  2. ^ Paulk, Mark C. "Practices of high maturity organizations." SEPG Conference. 1999.
  3. ^ Monden, Yasuhiro, and Kazuki Hamada. "Target costing and kaizen costing in Japanese automobile companies." Japanese Cost Management. Series on Technology Management 4 (2000).
  4. ^ a b c d "An Interview With Masaaki Imai" in: Quality digest. June 1997
  5. ^ Patrick Graupp, Robert J. Wrona (2006) The TWI Workbook: Essential Skills of Supervisors. p. 3
  6. ^ Mark Graban, Joseph E. Swartz (2012) Healthcare Kaizen: Engaging Front-Line Staff in Sustainable Continuous Improvements. p. 42
  7. ^ Weed, Julie (July 10, 2010). "Factory Efficiency Comes to the Hospital". The New York Times.
  8. ^ M. M. Feldman (1992). "Audit in psychotherapy: the concept of Kaizen" (PDF). Psychiatric Bulletin. Royal College of Psychiatrists. pp. 334–336.
  9. ^ Masaaki Imai (1986) Kaizen (Ky'zen), the key to Japan's competitive success. p. 9; Cited in: Total quality handbook (1990) p. 32
  10. ^ Ishikawa, Kaoru (1985), What Is Total Quality Control?

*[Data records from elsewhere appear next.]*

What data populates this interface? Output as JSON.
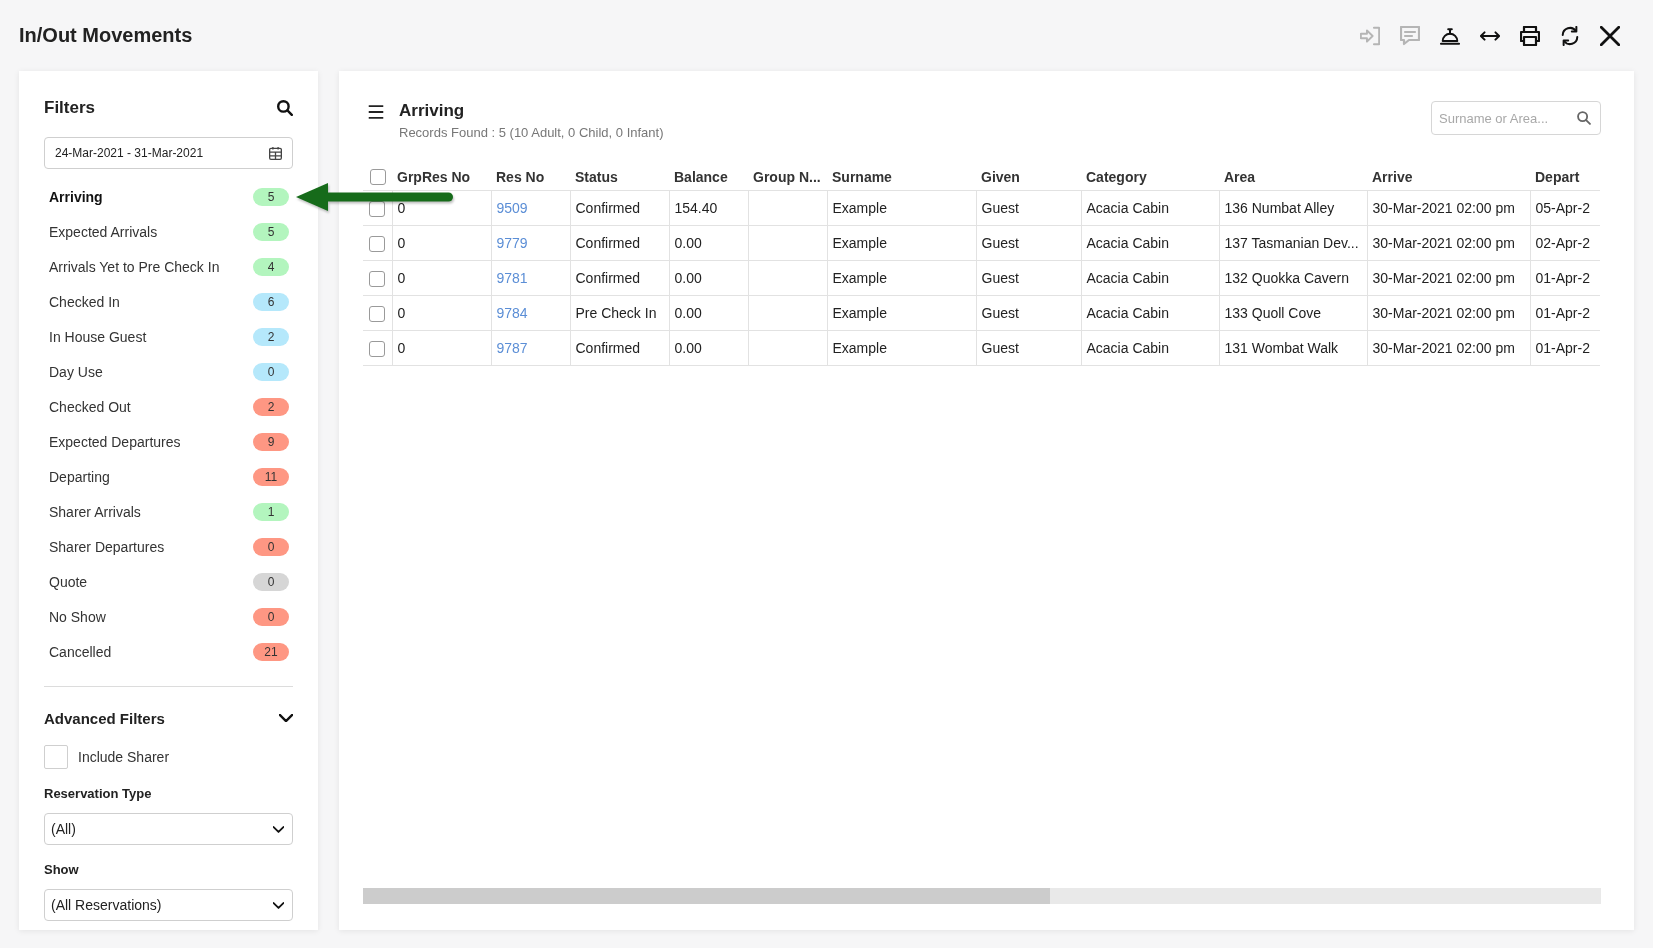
{
  "window": {
    "title": "In/Out Movements"
  },
  "toolbar": [
    {
      "kind": "sign-in",
      "disabled": true
    },
    {
      "kind": "comment",
      "disabled": true
    },
    {
      "kind": "bell",
      "disabled": false
    },
    {
      "kind": "resize",
      "disabled": false
    },
    {
      "kind": "print",
      "disabled": false
    },
    {
      "kind": "refresh",
      "disabled": false
    },
    {
      "kind": "close",
      "disabled": false
    }
  ],
  "filters": {
    "title": "Filters",
    "date_range": "24-Mar-2021 - 31-Mar-2021",
    "items": [
      {
        "label": "Arriving",
        "count": "5",
        "color": "#b3f5be",
        "selected": true
      },
      {
        "label": "Expected Arrivals",
        "count": "5",
        "color": "#b3f5be",
        "selected": false
      },
      {
        "label": "Arrivals Yet to Pre Check In",
        "count": "4",
        "color": "#b3f5be",
        "selected": false
      },
      {
        "label": "Checked In",
        "count": "6",
        "color": "#b5e8fb",
        "selected": false
      },
      {
        "label": "In House Guest",
        "count": "2",
        "color": "#b5e8fb",
        "selected": false
      },
      {
        "label": "Day Use",
        "count": "0",
        "color": "#b5e8fb",
        "selected": false
      },
      {
        "label": "Checked Out",
        "count": "2",
        "color": "#fe9783",
        "selected": false
      },
      {
        "label": "Expected Departures",
        "count": "9",
        "color": "#fe9783",
        "selected": false
      },
      {
        "label": "Departing",
        "count": "11",
        "color": "#fe9783",
        "selected": false
      },
      {
        "label": "Sharer Arrivals",
        "count": "1",
        "color": "#b3f5be",
        "selected": false
      },
      {
        "label": "Sharer Departures",
        "count": "0",
        "color": "#fe9783",
        "selected": false
      },
      {
        "label": "Quote",
        "count": "0",
        "color": "#d6d6d6",
        "selected": false
      },
      {
        "label": "No Show",
        "count": "0",
        "color": "#fe9783",
        "selected": false
      },
      {
        "label": "Cancelled",
        "count": "21",
        "color": "#fe9783",
        "selected": false
      }
    ]
  },
  "advanced_filters": {
    "title": "Advanced Filters",
    "expanded": true,
    "include_sharer": {
      "label": "Include Sharer",
      "checked": false
    },
    "fields": [
      {
        "label": "Reservation Type",
        "value": "(All)"
      },
      {
        "label": "Show",
        "value": "(All Reservations)"
      }
    ]
  },
  "list": {
    "title": "Arriving",
    "summary": "Records Found : 5 (10 Adult, 0 Child, 0 Infant)",
    "search": {
      "placeholder": "Surname or Area..."
    }
  },
  "table": {
    "select_all_checked": false,
    "columns": [
      "GrpRes No",
      "Res No",
      "Status",
      "Balance",
      "Group N...",
      "Surname",
      "Given",
      "Category",
      "Area",
      "Arrive",
      "Depart"
    ],
    "rows": [
      {
        "checked": false,
        "grpres_no": "0",
        "res_no": "9509",
        "status": "Confirmed",
        "balance": "154.40",
        "surname": "Example",
        "given": "Guest",
        "category": "Acacia Cabin",
        "area": "136 Numbat Alley",
        "arrive": "30-Mar-2021 02:00 pm",
        "depart": "05-Apr-2"
      },
      {
        "checked": false,
        "grpres_no": "0",
        "res_no": "9779",
        "status": "Confirmed",
        "balance": "0.00",
        "surname": "Example",
        "given": "Guest",
        "category": "Acacia Cabin",
        "area": "137 Tasmanian Dev...",
        "arrive": "30-Mar-2021 02:00 pm",
        "depart": "02-Apr-2"
      },
      {
        "checked": false,
        "grpres_no": "0",
        "res_no": "9781",
        "status": "Confirmed",
        "balance": "0.00",
        "surname": "Example",
        "given": "Guest",
        "category": "Acacia Cabin",
        "area": "132 Quokka Cavern",
        "arrive": "30-Mar-2021 02:00 pm",
        "depart": "01-Apr-2"
      },
      {
        "checked": false,
        "grpres_no": "0",
        "res_no": "9784",
        "status": "Pre Check In",
        "balance": "0.00",
        "surname": "Example",
        "given": "Guest",
        "category": "Acacia Cabin",
        "area": "133 Quoll Cove",
        "arrive": "30-Mar-2021 02:00 pm",
        "depart": "01-Apr-2"
      },
      {
        "checked": false,
        "grpres_no": "0",
        "res_no": "9787",
        "status": "Confirmed",
        "balance": "0.00",
        "surname": "Example",
        "given": "Guest",
        "category": "Acacia Cabin",
        "area": "131 Wombat Walk",
        "arrive": "30-Mar-2021 02:00 pm",
        "depart": "01-Apr-2"
      }
    ]
  }
}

The Japanese Way (1 ed.), Englewood Cliffs, New Jersey: Prentice-Hall, p. 198